Members involved with two important local agencies got huge news this week.
Among the more than three dozen bills that Gov. Rick Scott signed into law on Thursday included a child welfare bill that removes both the Hillsborough County Children’s Board and the Pinellas County Juvenile Welfare Board from having to go before local voters next year in a referendum to essentially fight for their continued existence.
Both agencies are currently funded by property taxes, but those taxes aren’t subject to the whims of the voters. They were scheduled to do so in 2016, before the new legislation passed.
However, accountability measures remain in place with the respective Board of County Commissioners and legislative delegation to call for a referendum at anytime.
Representatives from both organizations say they’re not doing any metaphorical spiking the ball in the end zone to celebrate — well, not publicly anyway.
“While the news of the Governor’s bill signing is an indicator of the value of Children’s Services Councils statewide, it doesn’t change our focus,” Dr. Marcie A. Biddleman, executive director of the Juvenile Welfare Board of Pinellas County, wrote to Florida Politics in an email Friday afternoon.
“We will continue the work that Pinellas County citizens have entrusted us to do,” she said. “We will continue to invest in quality services and advocate on behalf of children and families, use research to drive best-practices, and collaborate with multiple partners to strengthen our communities.”
Officials at the Hillsborough County Children’s Board were echoing from the same page.
But this also means that if Hillsborough County Commissioners opt to put a transit tax referendum on the ballot next year, theoretically the odds of it passing may have increased, if only slightly, since there will now only be one such tax going before the public.
“It was certainly an issue that concerns the board to have multiple referendums,” admitted Hillsborough County Commissioner Kevin Beckner.

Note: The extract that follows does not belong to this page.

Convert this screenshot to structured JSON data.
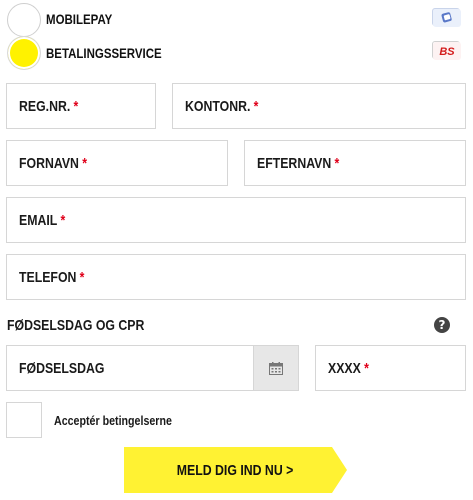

He says it would have been extremely trying to raise funds and energy for a campaign to have county voters maintain the property tax for the Children’s Board.
“Anytime that you have two competing interests and both of them are good for the community, one being for transit and the other for the services that are being provided by the children’s board, you don’t want to have those two things on the ballot at the same time,” said Tampa City Councilman Mike Suarez, who also serves as chairman for HART, the county’s transit agency. “It makes it harder for all of us to try to advocate for one but not the other, or both, and sometimes people don’t want to pay for more than one thing at a time, so it is a very good thing for us.”
Some county commissioners and Tampa Mayor Bob Buckhorn have sounded a lot less enthusiastic about such a transit measure in recent months. That change in enthusiasm came after the much touted Greenlight Pinellas measure across the Bay got walloped at the polls last November.
The Policy Leadership Group, which consists of the Board of County Commissioners as well as Buckhorn and the mayors of Temple Terrace and Plant City, are expected to make recommendations regarding a transit referendum in the coming months.